AIM OF THE EXERCISE: Comb through the entries for "Trunk" and pull out each line that holds it.

====================

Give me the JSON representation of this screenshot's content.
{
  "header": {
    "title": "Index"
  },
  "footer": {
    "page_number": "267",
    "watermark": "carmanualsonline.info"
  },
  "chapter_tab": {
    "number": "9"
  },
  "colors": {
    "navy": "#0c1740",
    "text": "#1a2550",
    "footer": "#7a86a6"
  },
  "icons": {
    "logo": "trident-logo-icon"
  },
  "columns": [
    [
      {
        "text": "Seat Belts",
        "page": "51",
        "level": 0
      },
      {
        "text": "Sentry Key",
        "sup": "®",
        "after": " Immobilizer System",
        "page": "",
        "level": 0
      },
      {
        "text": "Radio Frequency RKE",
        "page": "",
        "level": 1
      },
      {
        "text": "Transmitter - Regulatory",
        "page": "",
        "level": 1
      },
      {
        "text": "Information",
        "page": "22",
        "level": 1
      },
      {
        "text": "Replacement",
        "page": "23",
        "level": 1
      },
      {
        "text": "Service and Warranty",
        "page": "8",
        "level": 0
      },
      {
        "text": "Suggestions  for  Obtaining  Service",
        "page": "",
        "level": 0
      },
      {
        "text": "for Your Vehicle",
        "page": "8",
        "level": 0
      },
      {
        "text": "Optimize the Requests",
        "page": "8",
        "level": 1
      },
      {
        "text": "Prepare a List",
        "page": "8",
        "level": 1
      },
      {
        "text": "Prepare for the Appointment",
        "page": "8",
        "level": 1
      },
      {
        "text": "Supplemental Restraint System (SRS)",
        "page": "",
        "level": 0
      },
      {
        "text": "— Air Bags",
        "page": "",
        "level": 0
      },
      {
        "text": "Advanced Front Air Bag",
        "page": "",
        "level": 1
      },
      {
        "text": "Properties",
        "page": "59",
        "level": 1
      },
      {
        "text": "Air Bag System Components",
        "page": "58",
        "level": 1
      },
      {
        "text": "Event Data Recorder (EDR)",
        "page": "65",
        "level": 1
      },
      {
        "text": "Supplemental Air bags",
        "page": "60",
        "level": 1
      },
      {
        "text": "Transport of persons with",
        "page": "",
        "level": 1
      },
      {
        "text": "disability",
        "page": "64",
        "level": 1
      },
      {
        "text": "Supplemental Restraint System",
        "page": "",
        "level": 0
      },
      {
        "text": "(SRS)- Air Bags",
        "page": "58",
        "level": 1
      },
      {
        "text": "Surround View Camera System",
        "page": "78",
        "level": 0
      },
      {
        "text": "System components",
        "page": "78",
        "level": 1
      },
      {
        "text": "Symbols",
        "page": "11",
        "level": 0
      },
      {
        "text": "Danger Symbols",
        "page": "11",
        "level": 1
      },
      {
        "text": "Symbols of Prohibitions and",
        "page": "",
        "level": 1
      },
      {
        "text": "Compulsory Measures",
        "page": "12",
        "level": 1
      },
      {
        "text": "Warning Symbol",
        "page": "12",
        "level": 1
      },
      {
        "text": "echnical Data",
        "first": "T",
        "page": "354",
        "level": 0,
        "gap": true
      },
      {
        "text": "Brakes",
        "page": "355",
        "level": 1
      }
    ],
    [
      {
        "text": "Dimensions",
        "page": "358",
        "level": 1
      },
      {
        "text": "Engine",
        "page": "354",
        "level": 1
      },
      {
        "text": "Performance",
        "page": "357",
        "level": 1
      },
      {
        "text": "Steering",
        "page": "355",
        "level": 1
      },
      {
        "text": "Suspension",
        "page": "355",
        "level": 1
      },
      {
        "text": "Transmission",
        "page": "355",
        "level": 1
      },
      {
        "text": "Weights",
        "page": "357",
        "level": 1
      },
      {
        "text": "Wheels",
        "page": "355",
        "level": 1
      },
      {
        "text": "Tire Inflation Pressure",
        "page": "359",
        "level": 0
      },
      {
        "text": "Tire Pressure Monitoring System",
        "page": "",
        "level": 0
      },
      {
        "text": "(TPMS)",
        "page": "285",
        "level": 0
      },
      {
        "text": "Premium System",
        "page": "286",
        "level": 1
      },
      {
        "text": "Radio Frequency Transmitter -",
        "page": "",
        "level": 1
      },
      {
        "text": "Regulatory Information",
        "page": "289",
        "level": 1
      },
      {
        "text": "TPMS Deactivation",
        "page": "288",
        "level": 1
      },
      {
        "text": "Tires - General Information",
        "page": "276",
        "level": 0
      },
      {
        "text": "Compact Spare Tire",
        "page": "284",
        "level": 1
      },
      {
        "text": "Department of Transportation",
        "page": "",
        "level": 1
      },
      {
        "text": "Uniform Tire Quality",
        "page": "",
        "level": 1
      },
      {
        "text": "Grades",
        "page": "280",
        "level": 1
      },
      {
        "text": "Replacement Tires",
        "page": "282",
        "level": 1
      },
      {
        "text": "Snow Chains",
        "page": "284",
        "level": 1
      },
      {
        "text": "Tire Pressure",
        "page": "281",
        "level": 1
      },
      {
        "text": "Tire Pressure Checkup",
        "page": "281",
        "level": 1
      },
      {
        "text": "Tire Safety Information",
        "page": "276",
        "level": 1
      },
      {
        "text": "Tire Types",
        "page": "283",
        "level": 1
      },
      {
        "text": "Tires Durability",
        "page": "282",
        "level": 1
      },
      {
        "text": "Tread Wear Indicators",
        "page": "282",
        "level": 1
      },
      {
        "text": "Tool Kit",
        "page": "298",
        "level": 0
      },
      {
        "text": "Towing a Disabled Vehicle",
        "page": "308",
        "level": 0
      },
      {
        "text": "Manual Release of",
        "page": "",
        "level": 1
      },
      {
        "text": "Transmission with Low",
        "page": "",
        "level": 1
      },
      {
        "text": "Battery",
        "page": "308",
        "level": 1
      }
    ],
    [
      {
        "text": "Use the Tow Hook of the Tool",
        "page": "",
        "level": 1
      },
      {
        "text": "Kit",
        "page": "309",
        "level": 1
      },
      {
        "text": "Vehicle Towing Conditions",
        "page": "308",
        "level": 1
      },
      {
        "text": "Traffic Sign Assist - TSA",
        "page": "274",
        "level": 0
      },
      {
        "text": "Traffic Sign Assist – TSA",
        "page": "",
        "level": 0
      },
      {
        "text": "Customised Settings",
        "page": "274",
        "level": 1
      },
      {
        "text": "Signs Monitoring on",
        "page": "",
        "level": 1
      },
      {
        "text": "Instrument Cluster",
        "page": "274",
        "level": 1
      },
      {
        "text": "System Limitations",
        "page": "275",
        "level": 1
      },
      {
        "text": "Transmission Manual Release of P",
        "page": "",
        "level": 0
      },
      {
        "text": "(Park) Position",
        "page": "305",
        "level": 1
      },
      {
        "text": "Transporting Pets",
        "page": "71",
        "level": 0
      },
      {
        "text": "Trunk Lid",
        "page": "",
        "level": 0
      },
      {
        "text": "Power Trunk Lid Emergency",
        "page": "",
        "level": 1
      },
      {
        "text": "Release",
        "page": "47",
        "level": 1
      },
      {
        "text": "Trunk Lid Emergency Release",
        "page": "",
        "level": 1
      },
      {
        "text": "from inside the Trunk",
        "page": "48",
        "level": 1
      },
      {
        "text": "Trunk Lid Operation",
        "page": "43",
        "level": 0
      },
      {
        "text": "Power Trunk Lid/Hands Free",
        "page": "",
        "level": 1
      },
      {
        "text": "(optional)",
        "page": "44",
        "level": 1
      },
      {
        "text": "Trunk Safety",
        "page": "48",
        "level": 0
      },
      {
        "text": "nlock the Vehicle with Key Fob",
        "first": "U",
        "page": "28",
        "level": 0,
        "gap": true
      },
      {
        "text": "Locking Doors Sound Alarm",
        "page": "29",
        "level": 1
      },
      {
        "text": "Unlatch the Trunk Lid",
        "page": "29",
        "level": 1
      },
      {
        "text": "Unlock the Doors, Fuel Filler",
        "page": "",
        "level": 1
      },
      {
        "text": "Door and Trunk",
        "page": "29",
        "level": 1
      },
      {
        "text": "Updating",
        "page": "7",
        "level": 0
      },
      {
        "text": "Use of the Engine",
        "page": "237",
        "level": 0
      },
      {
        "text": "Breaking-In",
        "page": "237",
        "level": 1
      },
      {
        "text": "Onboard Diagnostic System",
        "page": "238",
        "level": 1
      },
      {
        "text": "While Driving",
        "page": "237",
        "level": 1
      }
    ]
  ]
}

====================

ANSWER SPACE:
        "text": "Trunk Lid",
        "text": "Power Trunk Lid Emergency",
        "text": "Trunk Lid Emergency Release",
        "text": "from inside the Trunk",
        "text": "Trunk Lid Operation",
        "text": "Power Trunk Lid/Hands Free",
        "text": "Trunk Safety",
        "text": "Unlatch the Trunk Lid",
        "text": "Door and Trunk",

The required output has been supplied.